Dog training is an integral part of getting the best out of them. It will take perseverance and consistency, but overall you will be rewarded for the effort put in. While it’s great to start training from a young age, the adage of you can’t teach an old dog new tricks in simply untrue. An older dog will need more time to learn new things (an unlearn bad habits) but, it is a hundred percent possible and rewarding for both dog and owner.
Tips for Instructors
- Start the training in a quiet room with very little distraction. Use the same room for every session. This will help the dog understand what is going to happen and to get ready.
- Use the same tone when giving a command and a different one when rewarding correct behaviour. This will help your dog understand the difference between the two.
- Keep the sessions relatively short but make them regular. The complexity of the trick will determine how long it takes to learn.
- Use smaller tricks to build into new ones. The trick ‘roll’ is complex, but when broken into stages (sit-drop-roll) it becomes easier to learn.
- Have patience – many tricks will take time for your dog to master.
- Always end the session with something your dog knows well so training sessions can end on a positive note.
- Use positive rewards for all efforts your dog makes to learn the commands.
Basic Training for Dogs
Over the years we have seen dogs do amazing things, but it is good to remember that all of these dogs started with no knowledge of what to do. Here are some basic starting commands. Once your dog has these down pat the sky is your limit!
Knowing their Name
A dog needs to know what they are called if they are to have any chance at learning tricks. Most dogs will understand what you say when you need their attention. However, you can further re-enforce this by calling them when they are not paying attentio0n and then giving them a reward when they look at you or give some other positive result.
Sit & Stay
Sit and stay are the most basic commands that almost everyone has great success in teaching. Sit is vital for road safety, and stay is excellent for further learning.
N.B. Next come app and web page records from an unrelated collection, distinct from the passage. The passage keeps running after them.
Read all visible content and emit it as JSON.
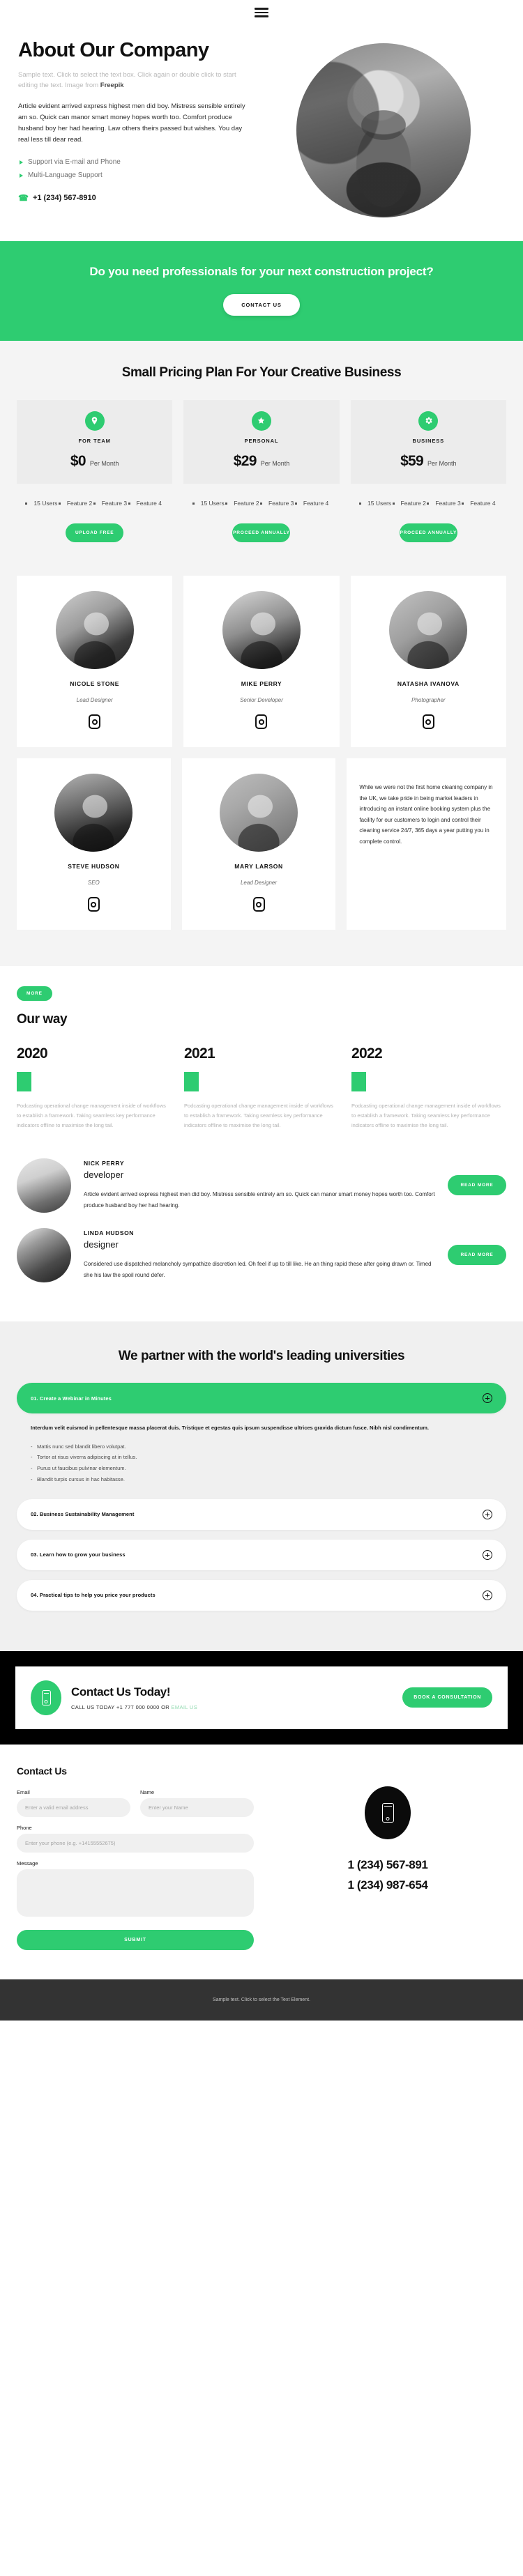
{
  "colors": {
    "accent": "#2ecc71",
    "dark": "#000000",
    "footer_bg": "#333333",
    "muted": "#b3b3b3"
  },
  "topbar": {
    "menu_icon": "hamburger-menu-icon"
  },
  "about": {
    "title": "About Our Company",
    "sample_note_text": "Sample text. Click to select the text box. Click again or double click to start editing the text. Image from ",
    "sample_note_link": "Freepik",
    "body": "Article evident arrived express highest men did boy. Mistress sensible entirely am so. Quick can manor smart money hopes worth too. Comfort produce husband boy her had hearing. Law others theirs passed but wishes. You day real less till dear read.",
    "features": [
      "Support via E-mail and Phone",
      "Multi-Language Support"
    ],
    "phone": "+1 (234) 567-8910",
    "phone_icon": "phone-icon",
    "portrait_alt": "portrait-photo"
  },
  "cta": {
    "heading": "Do you need professionals for your next construction project?",
    "button": "CONTACT US"
  },
  "pricing": {
    "title": "Small Pricing Plan For Your Creative Business",
    "plans": [
      {
        "icon": "location-pin-icon",
        "icon_glyph": "•",
        "name": "FOR TEAM",
        "price": "$0",
        "period": "Per Month",
        "features": [
          "15 Users",
          "Feature 2",
          "Feature 3",
          "Feature 4"
        ],
        "button": "UPLOAD FREE"
      },
      {
        "icon": "star-badge-icon",
        "icon_glyph": "★",
        "name": "PERSONAL",
        "price": "$29",
        "period": "Per Month",
        "features": [
          "15 Users",
          "Feature 2",
          "Feature 3",
          "Feature 4"
        ],
        "button": "PROCEED ANNUALLY"
      },
      {
        "icon": "gear-icon",
        "icon_glyph": "⚙",
        "name": "BUSINESS",
        "price": "$59",
        "period": "Per Month",
        "features": [
          "15 Users",
          "Feature 2",
          "Feature 3",
          "Feature 4"
        ],
        "button": "PROCEED ANNUALLY"
      }
    ]
  },
  "team": {
    "row1": [
      {
        "name": "NICOLE STONE",
        "role": "Lead Designer",
        "social_icon": "instagram-icon"
      },
      {
        "name": "MIKE PERRY",
        "role": "Senior Developer",
        "social_icon": "instagram-icon"
      },
      {
        "name": "NATASHA IVANOVA",
        "role": "Photographer",
        "social_icon": "instagram-icon"
      }
    ],
    "row2": [
      {
        "name": "STEVE HUDSON",
        "role": "SEO",
        "social_icon": "instagram-icon"
      },
      {
        "name": "MARY LARSON",
        "role": "Lead Designer",
        "social_icon": "instagram-icon"
      }
    ],
    "testimonial": "While we were not the first home cleaning company in the UK, we take pride in being market leaders in introducing an instant online booking system plus the facility for our customers to login and control their cleaning service 24/7, 365 days a year putting you in complete control."
  },
  "ourway": {
    "badge": "MORE",
    "title": "Our way",
    "items": [
      {
        "year": "2020",
        "text": "Podcasting operational change management inside of workflows to establish a framework. Taking seamless key performance indicators offline to maximise the long tail."
      },
      {
        "year": "2021",
        "text": "Podcasting operational change management inside of workflows to establish a framework. Taking seamless key performance indicators offline to maximise the long tail."
      },
      {
        "year": "2022",
        "text": "Podcasting operational change management inside of workflows to establish a framework. Taking seamless key performance indicators offline to maximise the long tail."
      }
    ]
  },
  "posts": [
    {
      "name": "NICK PERRY",
      "role": "developer",
      "text": "Article evident arrived express highest men did boy. Mistress sensible entirely am so. Quick can manor smart money hopes worth too. Comfort produce husband boy her had hearing.",
      "button": "READ MORE"
    },
    {
      "name": "LINDA HUDSON",
      "role": "designer",
      "text": "Considered use dispatched melancholy sympathize discretion led. Oh feel if up to till like. He an thing rapid these after going drawn or. Timed she his law the spoil round defer.",
      "button": "READ MORE"
    }
  ],
  "partners": {
    "title": "We partner with the world's leading universities",
    "items": [
      {
        "title": "01. Create a Webinar in Minutes",
        "open": true,
        "lead": "Interdum velit euismod in pellentesque massa placerat duis. Tristique et egestas quis ipsum suspendisse ultrices gravida dictum fusce. Nibh nisl condimentum.",
        "bullets": [
          "Mattis nunc sed blandit libero volutpat.",
          "Tortor at risus viverra adipiscing at in tellus.",
          "Purus ut faucibus pulvinar elementum.",
          "Blandit turpis cursus in hac habitasse."
        ]
      },
      {
        "title": "02. Business Sustainability Management",
        "open": false
      },
      {
        "title": "03. Learn how to grow your business",
        "open": false
      },
      {
        "title": "04. Practical tips to help you price your products",
        "open": false
      }
    ]
  },
  "band": {
    "icon": "mobile-phone-icon",
    "heading": "Contact Us Today!",
    "sub_prefix": "CALL US TODAY +1 777 000 0000 OR ",
    "sub_link": "EMAIL US",
    "button": "BOOK A CONSULTATION"
  },
  "contact": {
    "title": "Contact Us",
    "email_label": "Email",
    "email_placeholder": "Enter a valid email address",
    "name_label": "Name",
    "name_placeholder": "Enter your Name",
    "phone_label": "Phone",
    "phone_placeholder": "Enter your phone (e.g. +14155552675)",
    "message_label": "Message",
    "message_placeholder": "",
    "submit": "SUBMIT",
    "icon": "mobile-phone-icon",
    "number1": "1 (234) 567-891",
    "number2": "1 (234) 987-654"
  },
  "footer": {
    "text": "Sample text. Click to select the Text Element."
  }
}
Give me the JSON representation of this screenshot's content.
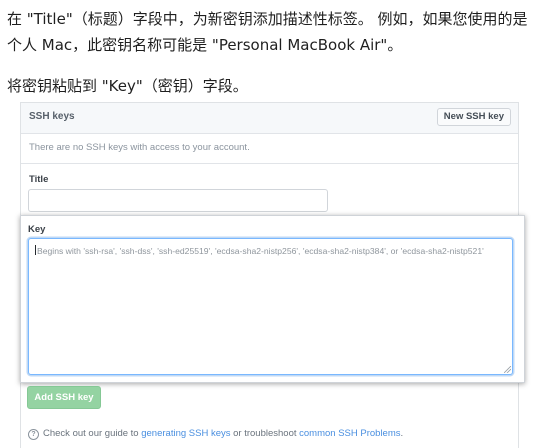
{
  "doc": {
    "para1_line1": "在 \"Title\"（标题）字段中，为新密钥添加描述性标签。 例如，如果您使用的是",
    "para1_line2": "个人 Mac，此密钥名称可能是 \"Personal MacBook Air\"。",
    "para2": "将密钥粘贴到 \"Key\"（密钥）字段。"
  },
  "panel": {
    "title": "SSH keys",
    "new_button": "New SSH key",
    "empty_message": "There are no SSH keys with access to your account.",
    "title_label": "Title",
    "title_value": "",
    "key_label": "Key",
    "key_placeholder": "Begins with 'ssh-rsa', 'ssh-dss', 'ssh-ed25519', 'ecdsa-sha2-nistp256', 'ecdsa-sha2-nistp384', or 'ecdsa-sha2-nistp521'",
    "add_button": "Add SSH key",
    "help_prefix": "Check out our guide to",
    "help_link1": "generating SSH keys",
    "help_middle": "or troubleshoot",
    "help_link2": "common SSH Problems",
    "help_suffix": "."
  },
  "icons": {
    "help": "question-circle-icon"
  },
  "colors": {
    "add_button_bg": "#94d3a2",
    "link": "#4a8fe0",
    "focus_border": "#79b8ff"
  }
}
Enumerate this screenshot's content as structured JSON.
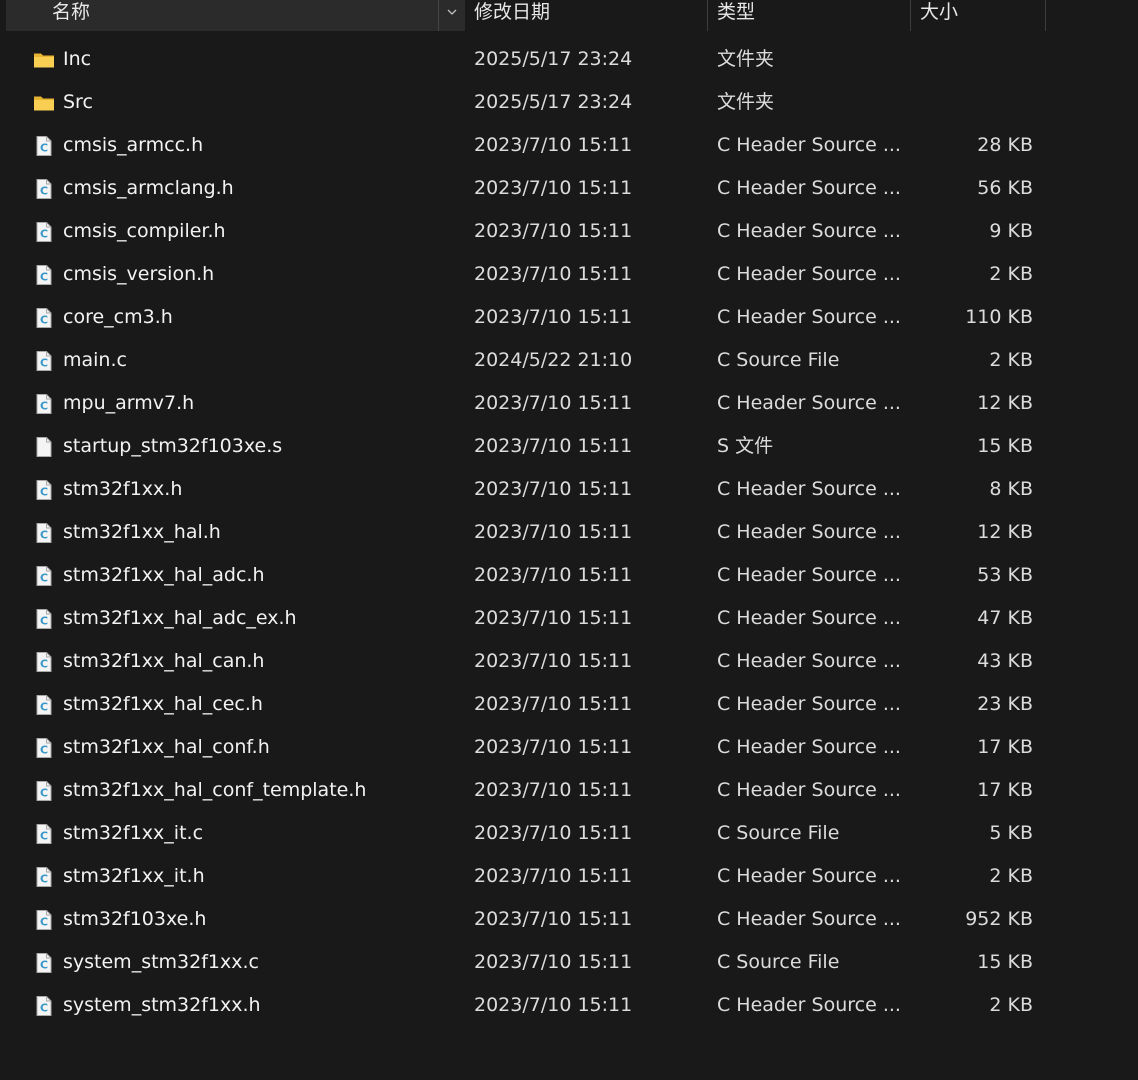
{
  "header": {
    "name": "名称",
    "date": "修改日期",
    "type": "类型",
    "size": "大小"
  },
  "files": [
    {
      "name": "Inc",
      "date": "2025/5/17 23:24",
      "type": "文件夹",
      "size": "",
      "icon": "folder-icon"
    },
    {
      "name": "Src",
      "date": "2025/5/17 23:24",
      "type": "文件夹",
      "size": "",
      "icon": "folder-icon"
    },
    {
      "name": "cmsis_armcc.h",
      "date": "2023/7/10 15:11",
      "type": "C Header Source ...",
      "size": "28 KB",
      "icon": "c-file-icon"
    },
    {
      "name": "cmsis_armclang.h",
      "date": "2023/7/10 15:11",
      "type": "C Header Source ...",
      "size": "56 KB",
      "icon": "c-file-icon"
    },
    {
      "name": "cmsis_compiler.h",
      "date": "2023/7/10 15:11",
      "type": "C Header Source ...",
      "size": "9 KB",
      "icon": "c-file-icon"
    },
    {
      "name": "cmsis_version.h",
      "date": "2023/7/10 15:11",
      "type": "C Header Source ...",
      "size": "2 KB",
      "icon": "c-file-icon"
    },
    {
      "name": "core_cm3.h",
      "date": "2023/7/10 15:11",
      "type": "C Header Source ...",
      "size": "110 KB",
      "icon": "c-file-icon"
    },
    {
      "name": "main.c",
      "date": "2024/5/22 21:10",
      "type": "C Source File",
      "size": "2 KB",
      "icon": "c-file-icon"
    },
    {
      "name": "mpu_armv7.h",
      "date": "2023/7/10 15:11",
      "type": "C Header Source ...",
      "size": "12 KB",
      "icon": "c-file-icon"
    },
    {
      "name": "startup_stm32f103xe.s",
      "date": "2023/7/10 15:11",
      "type": "S 文件",
      "size": "15 KB",
      "icon": "blank-file-icon"
    },
    {
      "name": "stm32f1xx.h",
      "date": "2023/7/10 15:11",
      "type": "C Header Source ...",
      "size": "8 KB",
      "icon": "c-file-icon"
    },
    {
      "name": "stm32f1xx_hal.h",
      "date": "2023/7/10 15:11",
      "type": "C Header Source ...",
      "size": "12 KB",
      "icon": "c-file-icon"
    },
    {
      "name": "stm32f1xx_hal_adc.h",
      "date": "2023/7/10 15:11",
      "type": "C Header Source ...",
      "size": "53 KB",
      "icon": "c-file-icon"
    },
    {
      "name": "stm32f1xx_hal_adc_ex.h",
      "date": "2023/7/10 15:11",
      "type": "C Header Source ...",
      "size": "47 KB",
      "icon": "c-file-icon"
    },
    {
      "name": "stm32f1xx_hal_can.h",
      "date": "2023/7/10 15:11",
      "type": "C Header Source ...",
      "size": "43 KB",
      "icon": "c-file-icon"
    },
    {
      "name": "stm32f1xx_hal_cec.h",
      "date": "2023/7/10 15:11",
      "type": "C Header Source ...",
      "size": "23 KB",
      "icon": "c-file-icon"
    },
    {
      "name": "stm32f1xx_hal_conf.h",
      "date": "2023/7/10 15:11",
      "type": "C Header Source ...",
      "size": "17 KB",
      "icon": "c-file-icon"
    },
    {
      "name": "stm32f1xx_hal_conf_template.h",
      "date": "2023/7/10 15:11",
      "type": "C Header Source ...",
      "size": "17 KB",
      "icon": "c-file-icon"
    },
    {
      "name": "stm32f1xx_it.c",
      "date": "2023/7/10 15:11",
      "type": "C Source File",
      "size": "5 KB",
      "icon": "c-file-icon"
    },
    {
      "name": "stm32f1xx_it.h",
      "date": "2023/7/10 15:11",
      "type": "C Header Source ...",
      "size": "2 KB",
      "icon": "c-file-icon"
    },
    {
      "name": "stm32f103xe.h",
      "date": "2023/7/10 15:11",
      "type": "C Header Source ...",
      "size": "952 KB",
      "icon": "c-file-icon"
    },
    {
      "name": "system_stm32f1xx.c",
      "date": "2023/7/10 15:11",
      "type": "C Source File",
      "size": "15 KB",
      "icon": "c-file-icon"
    },
    {
      "name": "system_stm32f1xx.h",
      "date": "2023/7/10 15:11",
      "type": "C Header Source ...",
      "size": "2 KB",
      "icon": "c-file-icon"
    }
  ],
  "colors": {
    "background": "#191919",
    "header_active": "#2b2b2b",
    "folder": "#f4c542",
    "c_accent": "#3a98c8"
  }
}
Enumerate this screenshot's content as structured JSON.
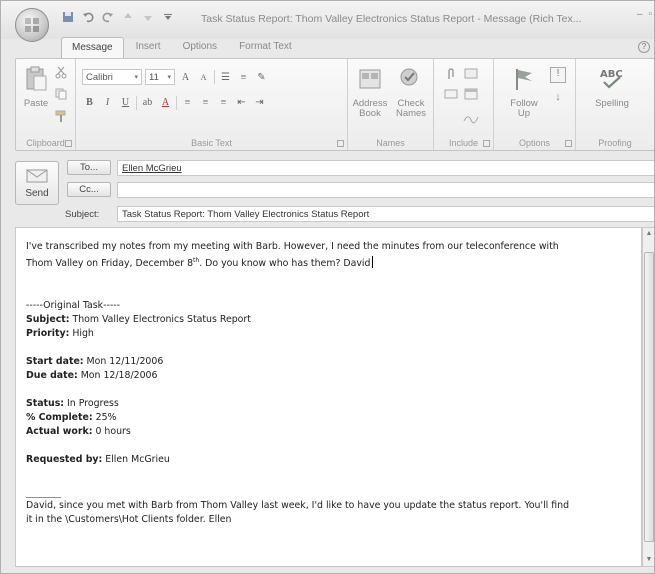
{
  "window": {
    "title": "Task Status Report: Thom Valley Electronics Status Report - Message (Rich Tex...",
    "controls": [
      "–",
      "▫",
      "✕"
    ]
  },
  "quick_access": [
    "save-icon",
    "undo-icon",
    "redo-icon",
    "up-icon",
    "down-icon",
    "customize-icon"
  ],
  "tabs": [
    {
      "label": "Message",
      "active": true
    },
    {
      "label": "Insert",
      "active": false
    },
    {
      "label": "Options",
      "active": false
    },
    {
      "label": "Format Text",
      "active": false
    }
  ],
  "ribbon": {
    "clipboard": {
      "label": "Clipboard",
      "paste": "Paste"
    },
    "basic_text": {
      "label": "Basic Text",
      "font": "Calibri",
      "size": "11"
    },
    "names": {
      "label": "Names",
      "address_book_1": "Address",
      "address_book_2": "Book",
      "check_names_1": "Check",
      "check_names_2": "Names"
    },
    "include": {
      "label": "Include"
    },
    "options": {
      "label": "Options",
      "follow_up_1": "Follow",
      "follow_up_2": "Up"
    },
    "proofing": {
      "label": "Proofing",
      "spelling": "Spelling"
    }
  },
  "header": {
    "send": "Send",
    "to_label": "To...",
    "to_value": "Ellen McGrieu",
    "cc_label": "Cc...",
    "cc_value": "",
    "subject_label": "Subject:",
    "subject_value": "Task Status Report: Thom Valley Electronics Status Report"
  },
  "body": {
    "intro_1": "I've transcribed my notes from my meeting with Barb. However, I need the minutes from our teleconference with",
    "intro_2a": "Thom Valley on Friday, December 8",
    "intro_2_sup": "th",
    "intro_2b": ". Do you know who has them? David",
    "original": "-----Original Task-----",
    "subject_label": "Subject:",
    "subject_value": "Thom Valley Electronics Status Report",
    "priority_label": "Priority:",
    "priority_value": "High",
    "start_label": "Start date:",
    "start_value": "Mon 12/11/2006",
    "due_label": "Due date:",
    "due_value": "Mon 12/18/2006",
    "status_label": "Status:",
    "status_value": "In Progress",
    "complete_label": "% Complete:",
    "complete_value": "25%",
    "actual_label": "Actual work:",
    "actual_value": "0 hours",
    "requested_label": "Requested by:",
    "requested_value": "Ellen McGrieu",
    "divider": "__________",
    "closing_1": "David, since you met with Barb from Thom Valley last week, I'd like to have you update the status report. You'll find",
    "closing_2": "it in the \\Customers\\Hot Clients  folder. Ellen"
  }
}
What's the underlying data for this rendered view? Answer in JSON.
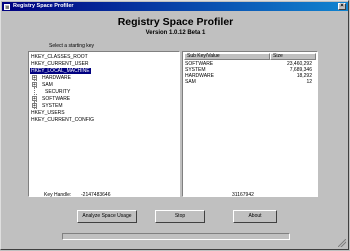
{
  "window": {
    "title": "Registry Space Profiler",
    "close_glyph": "×"
  },
  "header": {
    "title": "Registry Space Profiler",
    "version": "Version 1.0.12 Beta 1"
  },
  "tree": {
    "prompt": "Select a starting key",
    "roots": [
      {
        "label": "HKEY_CLASSES_ROOT"
      },
      {
        "label": "HKEY_CURRENT_USER"
      },
      {
        "label": "HKEY_LOCAL_MACHINE",
        "selected": true,
        "expander": "−",
        "children": [
          {
            "label": "HARDWARE",
            "expander": "+"
          },
          {
            "label": "SAM",
            "expander": "+"
          },
          {
            "label": "SECURITY"
          },
          {
            "label": "SOFTWARE",
            "expander": "+"
          },
          {
            "label": "SYSTEM",
            "expander": "+"
          }
        ]
      },
      {
        "label": "HKEY_USERS"
      },
      {
        "label": "HKEY_CURRENT_CONFIG"
      }
    ]
  },
  "list": {
    "columns": [
      "Sub Key/Value",
      "Size"
    ],
    "rows": [
      {
        "name": "SOFTWARE",
        "size": "23,460,292"
      },
      {
        "name": "SYSTEM",
        "size": "7,689,346"
      },
      {
        "name": "HARDWARE",
        "size": "18,292"
      },
      {
        "name": "SAM",
        "size": "12"
      }
    ]
  },
  "info": {
    "key_handle_label": "Key Handle:",
    "key_handle_value": "-2147483646",
    "total_value": "31167942"
  },
  "buttons": {
    "analyze": "Analyze Space Usage",
    "stop": "Stop",
    "about": "About"
  },
  "progress": {
    "fraction": 0.0
  },
  "colors": {
    "titlebar_start": "#000080",
    "titlebar_end": "#1084d0",
    "selection": "#000080"
  }
}
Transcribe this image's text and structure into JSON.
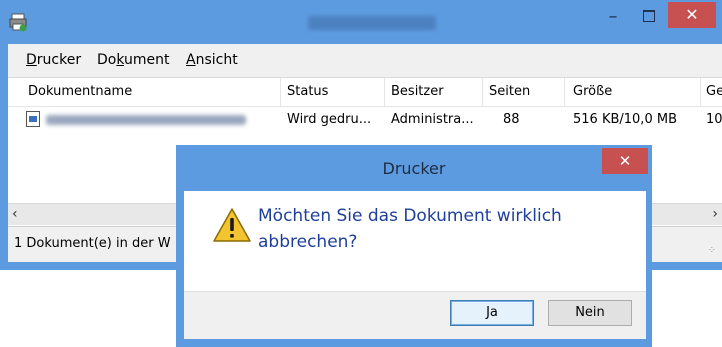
{
  "window": {
    "title_blurred": "RICOH SP 1 0000",
    "minimize_glyph": "–",
    "close_glyph": "✕",
    "icon": "printer-icon"
  },
  "menu": {
    "items": [
      {
        "label": "Drucker"
      },
      {
        "label": "Dokument"
      },
      {
        "label": "Ansicht"
      }
    ]
  },
  "table": {
    "columns": [
      "Dokumentname",
      "Status",
      "Besitzer",
      "Seiten",
      "Größe",
      "Ge"
    ],
    "rows": [
      {
        "status": "Wird gedru...",
        "owner": "Administra...",
        "pages": "88",
        "size": "516 KB/10,0 MB",
        "submitted": "10:"
      }
    ]
  },
  "statusbar": {
    "text": "1 Dokument(e) in der W"
  },
  "dialog": {
    "title": "Drucker",
    "message": "Möchten Sie das Dokument wirklich abbrechen?",
    "yes_label": "Ja",
    "no_label": "Nein",
    "close_glyph": "✕",
    "icon": "warning-icon"
  },
  "colors": {
    "titlebar": "#5d9be0",
    "close_button": "#c75050",
    "message_text": "#1d3f9a"
  }
}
To teach sit, you can use a treat in your hand and slowly move it past their nose. Ideally, the dog will move his head toward the treat and sit, at this time speak the command. You should avoid trying to force the dog into a sitting position, as this can have a negative effect.
Recall is the second most basic command that dogs should understand. This should be taught after they know the ‘sit & stay’ command.
Allow them to wander, and then when they are not paying attention call their name and use the command ‘come’ or ‘here’ (or any other single word phrase). Follow the correct behaviour with praise and rewards. Eventually, you should be able to do this without the lead and your dog will come at your command.